Cortina in undoubtedly Italy’s most exclusive destination. This pretty and historic mountain town is overlooked by spectacular peaks of the Unesco World Heritage Dolomites whilst the town centre is similarly dominated by the 70 metre high bell tower and encircled by grand 19th century mansions.
This is a town where the matter of skiing plays a definite second fiddle to the social sport of seeing and being seen. The central area is attractive and pedestrianised; the Corso Italia lined by elegant boutiques that include some of the most prestigious names in fashion, including Bulgari, and Gucci. Despite the exclusivity however it would be wrong to try and compare the resort with the likes of Courchevel, Zurs and St Moritz – the most recent rounds of oligarch-like excess having passed Cortina by.
A Real Italian Warmth
There are no multi-million pound chalets with private pools, exclusive private clubs and expensive champagne bars. No ostentatious displays of wealth or city brokers. This most definitely is ‘a good thing’ – the town is all the better for it and Cortina retains a real Italian feel and a warmth and humour largely absent in its swanky competitors.

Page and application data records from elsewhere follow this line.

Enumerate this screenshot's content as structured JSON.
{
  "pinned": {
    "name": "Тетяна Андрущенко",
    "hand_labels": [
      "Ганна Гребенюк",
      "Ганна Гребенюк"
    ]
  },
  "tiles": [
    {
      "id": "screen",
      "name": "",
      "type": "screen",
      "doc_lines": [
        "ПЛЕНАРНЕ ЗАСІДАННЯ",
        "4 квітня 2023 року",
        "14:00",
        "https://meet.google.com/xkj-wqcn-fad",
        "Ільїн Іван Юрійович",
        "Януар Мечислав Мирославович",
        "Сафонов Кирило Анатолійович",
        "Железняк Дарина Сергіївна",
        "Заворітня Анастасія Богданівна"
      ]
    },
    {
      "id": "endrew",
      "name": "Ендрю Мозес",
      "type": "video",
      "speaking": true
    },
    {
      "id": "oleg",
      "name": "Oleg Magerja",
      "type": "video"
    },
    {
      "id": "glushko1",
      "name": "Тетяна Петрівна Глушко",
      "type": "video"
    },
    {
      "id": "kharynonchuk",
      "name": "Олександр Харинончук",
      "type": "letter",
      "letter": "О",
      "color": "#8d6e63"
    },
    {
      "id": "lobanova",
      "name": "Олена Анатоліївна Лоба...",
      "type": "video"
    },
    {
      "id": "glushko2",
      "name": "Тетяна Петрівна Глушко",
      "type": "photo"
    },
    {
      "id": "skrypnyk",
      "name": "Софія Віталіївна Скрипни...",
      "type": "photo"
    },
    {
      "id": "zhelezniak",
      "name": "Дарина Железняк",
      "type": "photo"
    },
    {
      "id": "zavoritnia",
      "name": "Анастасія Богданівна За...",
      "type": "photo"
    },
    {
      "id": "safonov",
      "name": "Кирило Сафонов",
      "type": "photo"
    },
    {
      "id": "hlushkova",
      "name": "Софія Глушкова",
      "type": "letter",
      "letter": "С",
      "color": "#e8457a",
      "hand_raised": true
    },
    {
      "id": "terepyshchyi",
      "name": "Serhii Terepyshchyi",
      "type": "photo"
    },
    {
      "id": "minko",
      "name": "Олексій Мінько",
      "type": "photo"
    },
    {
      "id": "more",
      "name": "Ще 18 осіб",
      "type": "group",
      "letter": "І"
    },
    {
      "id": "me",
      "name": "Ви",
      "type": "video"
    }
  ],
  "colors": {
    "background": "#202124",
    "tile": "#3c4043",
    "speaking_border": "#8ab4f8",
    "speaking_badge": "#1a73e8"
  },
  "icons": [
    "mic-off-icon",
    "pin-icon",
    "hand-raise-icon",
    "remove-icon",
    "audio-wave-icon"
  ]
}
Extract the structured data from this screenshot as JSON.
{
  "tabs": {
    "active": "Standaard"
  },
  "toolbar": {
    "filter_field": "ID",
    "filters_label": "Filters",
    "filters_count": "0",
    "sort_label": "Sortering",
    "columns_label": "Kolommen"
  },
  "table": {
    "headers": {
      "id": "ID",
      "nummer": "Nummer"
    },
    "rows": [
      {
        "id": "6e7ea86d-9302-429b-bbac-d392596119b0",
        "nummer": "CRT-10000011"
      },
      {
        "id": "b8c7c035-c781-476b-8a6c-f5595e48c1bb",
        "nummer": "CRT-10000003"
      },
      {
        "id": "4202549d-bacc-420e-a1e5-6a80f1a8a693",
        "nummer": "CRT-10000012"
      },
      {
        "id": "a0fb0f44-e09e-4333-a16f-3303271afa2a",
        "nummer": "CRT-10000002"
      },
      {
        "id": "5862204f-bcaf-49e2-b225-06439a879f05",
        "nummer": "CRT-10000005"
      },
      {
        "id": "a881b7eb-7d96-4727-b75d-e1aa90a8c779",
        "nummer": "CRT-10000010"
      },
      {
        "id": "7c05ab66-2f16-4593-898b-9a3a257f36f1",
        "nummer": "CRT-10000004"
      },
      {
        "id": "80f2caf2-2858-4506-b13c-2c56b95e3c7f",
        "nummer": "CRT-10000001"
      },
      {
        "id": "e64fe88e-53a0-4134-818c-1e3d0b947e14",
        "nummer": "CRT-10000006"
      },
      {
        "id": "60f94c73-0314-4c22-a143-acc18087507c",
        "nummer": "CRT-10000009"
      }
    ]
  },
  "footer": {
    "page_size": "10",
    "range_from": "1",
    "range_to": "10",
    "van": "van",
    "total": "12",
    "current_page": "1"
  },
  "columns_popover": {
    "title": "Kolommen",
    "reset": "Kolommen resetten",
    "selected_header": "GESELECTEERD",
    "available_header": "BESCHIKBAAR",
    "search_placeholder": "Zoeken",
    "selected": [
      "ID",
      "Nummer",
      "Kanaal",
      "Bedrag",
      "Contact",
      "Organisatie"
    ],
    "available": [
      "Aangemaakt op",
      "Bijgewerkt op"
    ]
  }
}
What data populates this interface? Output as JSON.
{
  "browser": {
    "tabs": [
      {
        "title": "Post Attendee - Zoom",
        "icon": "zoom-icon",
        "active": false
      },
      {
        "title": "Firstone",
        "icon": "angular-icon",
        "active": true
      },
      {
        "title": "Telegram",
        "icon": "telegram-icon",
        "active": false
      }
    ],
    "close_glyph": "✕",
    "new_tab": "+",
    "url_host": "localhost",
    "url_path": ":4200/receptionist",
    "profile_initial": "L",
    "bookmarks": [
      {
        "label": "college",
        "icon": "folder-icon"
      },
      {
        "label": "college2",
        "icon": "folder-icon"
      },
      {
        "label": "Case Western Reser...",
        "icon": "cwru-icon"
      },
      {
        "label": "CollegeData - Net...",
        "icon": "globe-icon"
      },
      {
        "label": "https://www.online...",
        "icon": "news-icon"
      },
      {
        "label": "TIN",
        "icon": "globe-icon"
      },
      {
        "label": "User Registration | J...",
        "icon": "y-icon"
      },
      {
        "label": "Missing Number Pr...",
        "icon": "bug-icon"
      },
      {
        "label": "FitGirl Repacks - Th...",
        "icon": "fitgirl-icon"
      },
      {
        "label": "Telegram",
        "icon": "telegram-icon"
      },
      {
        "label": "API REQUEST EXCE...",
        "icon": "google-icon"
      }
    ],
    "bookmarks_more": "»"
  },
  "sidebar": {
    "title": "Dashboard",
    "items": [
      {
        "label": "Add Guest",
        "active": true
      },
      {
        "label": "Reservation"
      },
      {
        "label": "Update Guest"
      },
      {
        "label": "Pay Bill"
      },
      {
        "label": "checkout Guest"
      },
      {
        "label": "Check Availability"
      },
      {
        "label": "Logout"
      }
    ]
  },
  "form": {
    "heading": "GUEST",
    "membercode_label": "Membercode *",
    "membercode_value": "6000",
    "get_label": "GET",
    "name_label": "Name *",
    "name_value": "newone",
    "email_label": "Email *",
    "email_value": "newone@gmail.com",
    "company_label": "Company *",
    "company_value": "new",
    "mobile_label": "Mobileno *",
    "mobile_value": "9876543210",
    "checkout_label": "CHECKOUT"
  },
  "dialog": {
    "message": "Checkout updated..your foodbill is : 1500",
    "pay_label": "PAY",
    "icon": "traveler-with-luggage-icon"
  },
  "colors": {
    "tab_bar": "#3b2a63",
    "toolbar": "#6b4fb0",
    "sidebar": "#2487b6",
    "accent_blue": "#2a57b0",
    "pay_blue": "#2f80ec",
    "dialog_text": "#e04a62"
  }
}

The Hotel Cortina
There are of course some slick 5 star hotel in and around the town but for once we would recommend side-stepping these: opt for one of the more local style 4 star hotels in the resort centre and spend some of your savings on the wonderful local cuisine. Our pick is the Hotel Cortina, a mid-sized family run hotel that dates back to the 1870’s. The pleasant rooms have a nice mountain feel whilst the the restaurant is one of the very best in town, more than making up for a missing 5th star.
The location is great too – the spectator sport of people watching on the Corso Italia is at your doorstep, as are the nicely varied bars, restaurants and enotecas of the pedestrian zone. For the ski season the Hotel Cortina is just 300 m from the Faloria cable car and 50 metres from the free ski shuttle bus stop. The resort is of course on the phenomenal Superski Dolomiti lift pass – the world’s largest area.
The World’s Largest Ski Area
Cortina’s 115km of marked slopes (covered on a local lift pass) best suit intermediates and experts whilst it is connected via a bus ride into Sella Ronda circuit (all covered on the Superski pass). The free bus takes you to Passo Falzarego and the cable-car up to the 2,788m summit of Lagazuoi. From here you head down the Hidden Valley to the hamlet of Armentarola and on to San Cassiano and the rest of the amazing Dolomiti circuit.
There are twelve regions in this loosely interlinked ski area with 1,200 kilometers of slopes and 450 lifts and we would highly recommend taking a guide to make the best of it. Better still use Cortina as a starting point for a Dolomite Mountain Safari or a luxury gourmet multi-centre holiday. The same advice also applies in the summer when the Dolomites are a world class centre for walking, climbing, biking and via ferrata tours.
For more information visit www.dolomitemountains.com
CELLOPHANELAND* were guests of Dolomite Mountains who arrange a wide variety of bespoke tours within Veneto and the Dolomites.
See our other posts about the local area;
Strada di Prosecco – The Prosecco Road